Data under study:
[Start of section]

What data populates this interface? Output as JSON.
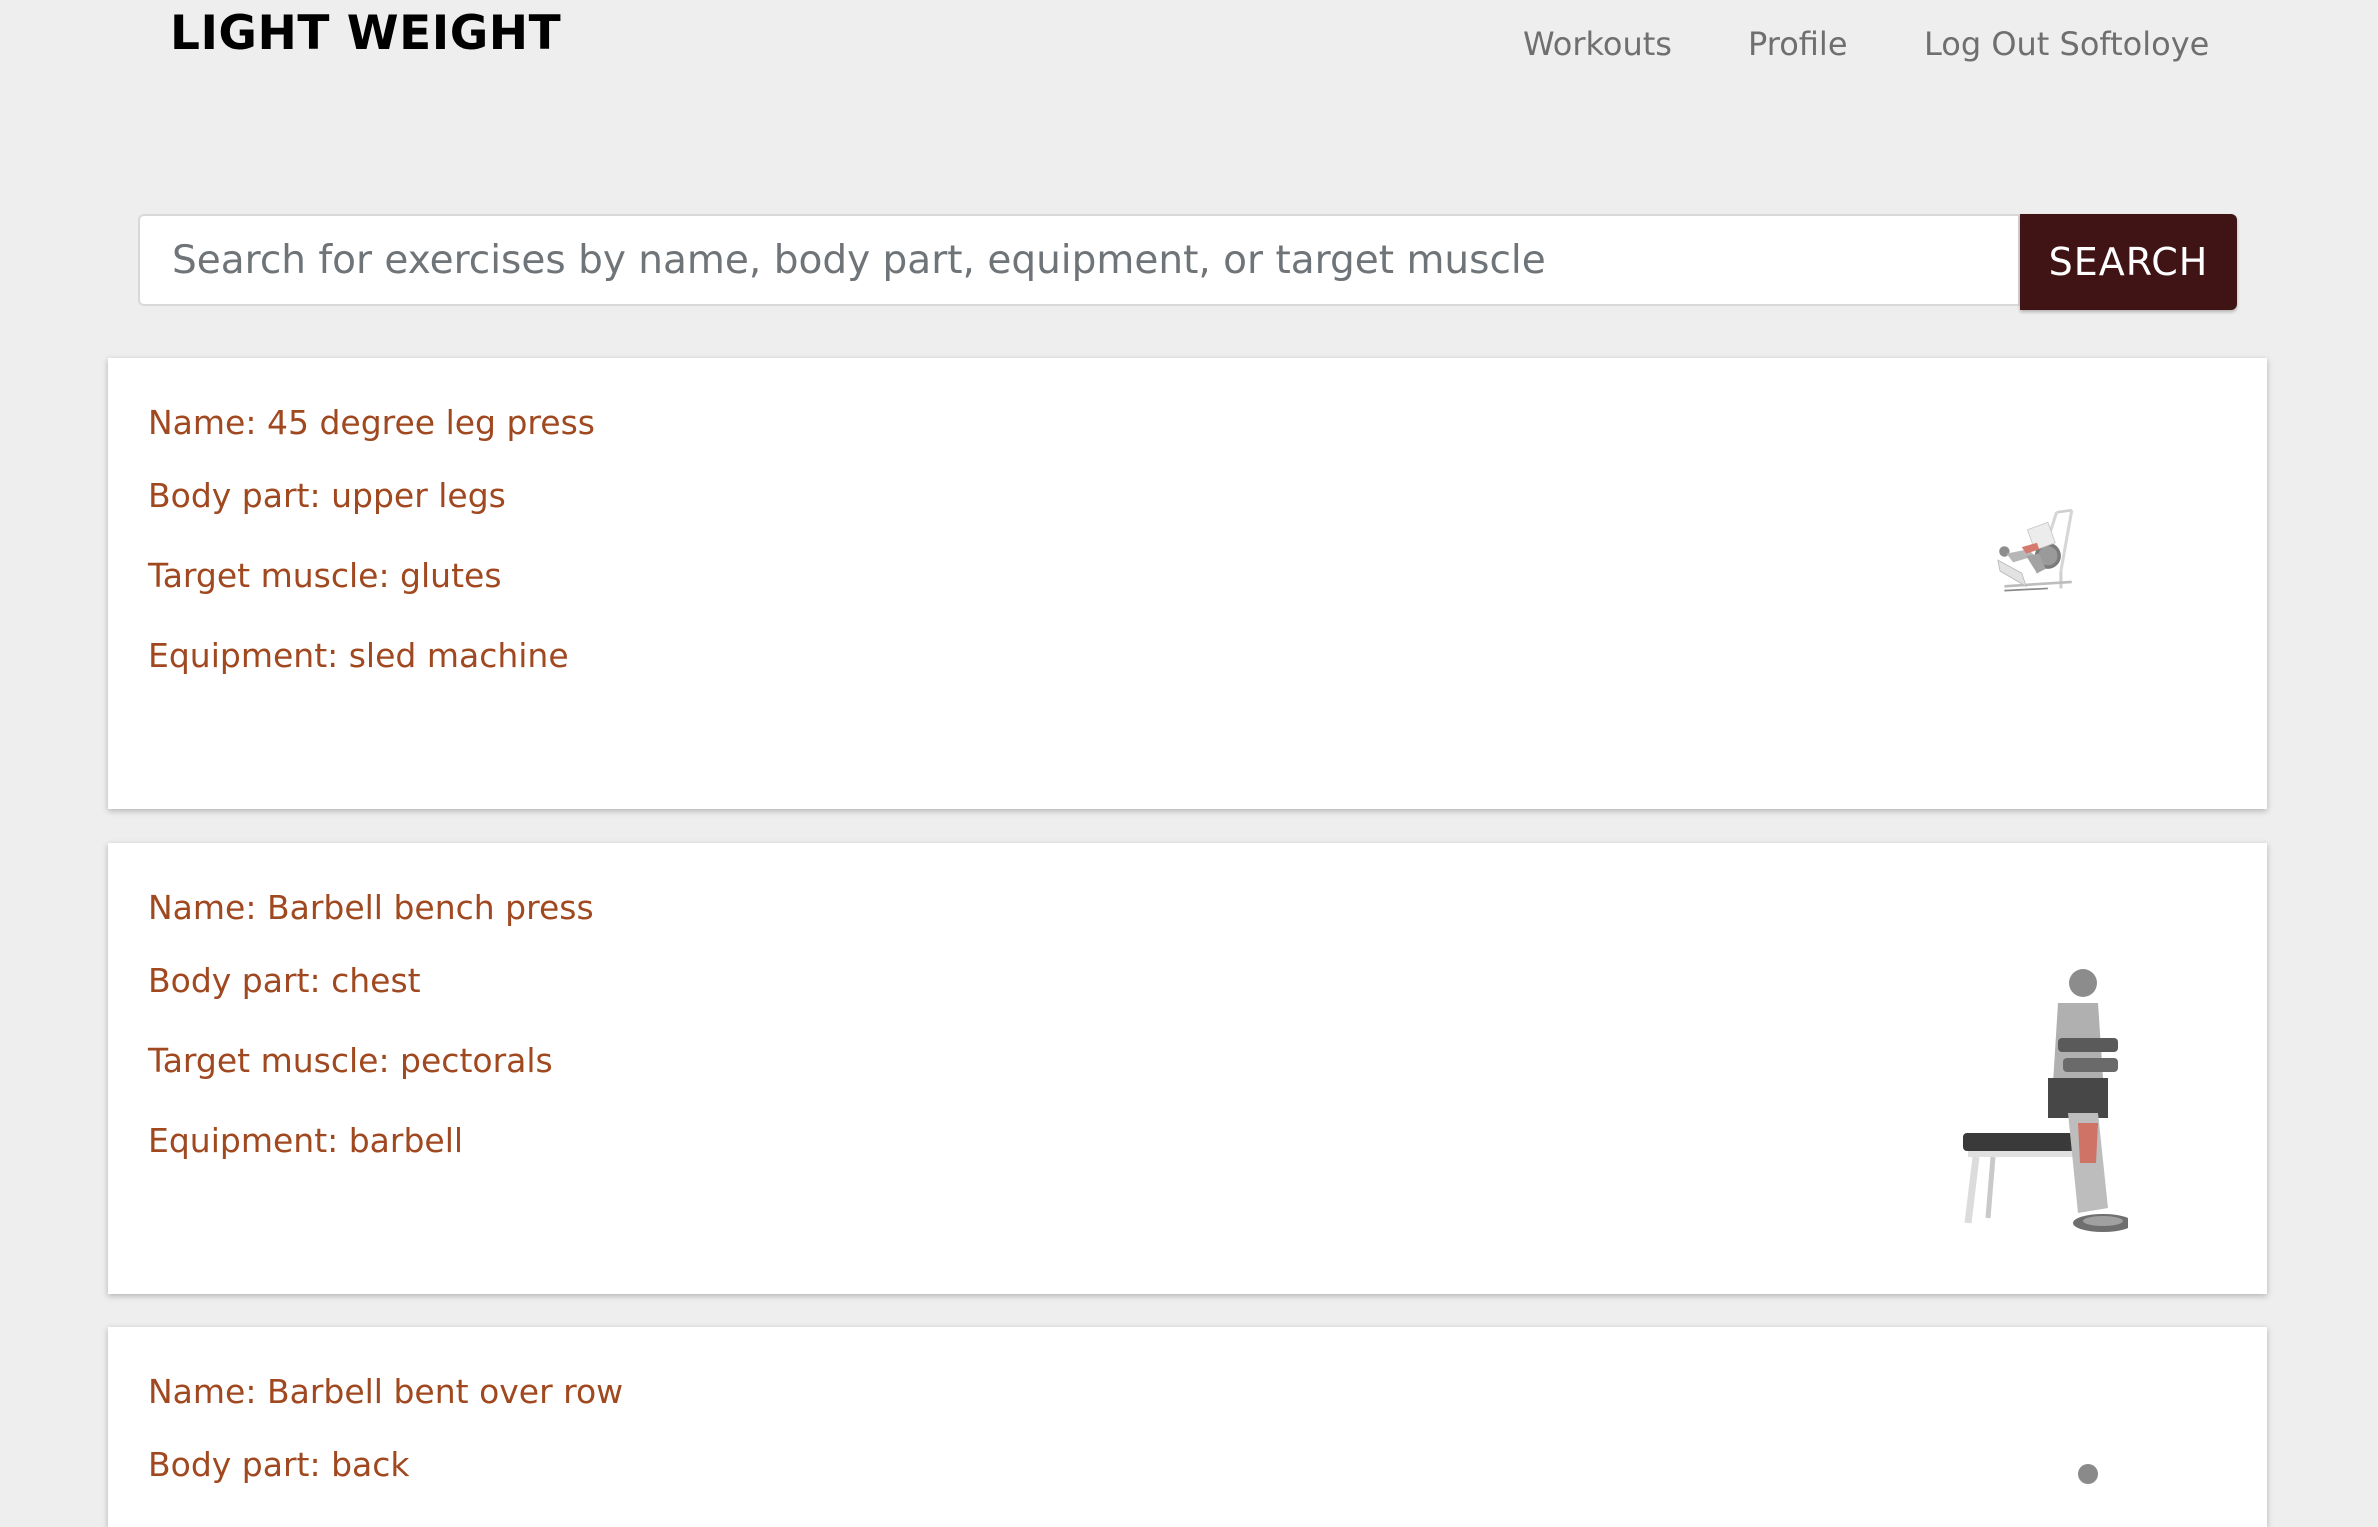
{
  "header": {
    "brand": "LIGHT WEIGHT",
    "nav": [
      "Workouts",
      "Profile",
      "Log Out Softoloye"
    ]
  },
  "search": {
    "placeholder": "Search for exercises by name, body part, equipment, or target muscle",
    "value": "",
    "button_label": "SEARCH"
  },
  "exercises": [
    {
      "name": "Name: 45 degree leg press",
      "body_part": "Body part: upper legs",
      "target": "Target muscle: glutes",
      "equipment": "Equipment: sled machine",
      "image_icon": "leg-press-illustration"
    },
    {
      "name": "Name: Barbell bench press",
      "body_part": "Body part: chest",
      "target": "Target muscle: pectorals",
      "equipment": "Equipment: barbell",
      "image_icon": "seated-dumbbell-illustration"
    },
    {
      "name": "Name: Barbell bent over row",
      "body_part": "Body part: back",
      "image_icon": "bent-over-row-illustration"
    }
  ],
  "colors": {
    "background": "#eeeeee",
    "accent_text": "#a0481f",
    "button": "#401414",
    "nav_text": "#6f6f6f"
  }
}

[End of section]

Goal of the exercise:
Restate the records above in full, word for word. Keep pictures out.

Task solution:
What data populates this interface? Output as JSON.
{
  "header": {
    "brand": "LIGHT WEIGHT",
    "nav": [
      "Workouts",
      "Profile",
      "Log Out Softoloye"
    ]
  },
  "search": {
    "placeholder": "Search for exercises by name, body part, equipment, or target muscle",
    "value": "",
    "button_label": "SEARCH"
  },
  "exercises": [
    {
      "name": "Name: 45 degree leg press",
      "body_part": "Body part: upper legs",
      "target": "Target muscle: glutes",
      "equipment": "Equipment: sled machine",
      "image_icon": "leg-press-illustration"
    },
    {
      "name": "Name: Barbell bench press",
      "body_part": "Body part: chest",
      "target": "Target muscle: pectorals",
      "equipment": "Equipment: barbell",
      "image_icon": "seated-dumbbell-illustration"
    },
    {
      "name": "Name: Barbell bent over row",
      "body_part": "Body part: back",
      "image_icon": "bent-over-row-illustration"
    }
  ],
  "colors": {
    "background": "#eeeeee",
    "accent_text": "#a0481f",
    "button": "#401414",
    "nav_text": "#6f6f6f"
  }
}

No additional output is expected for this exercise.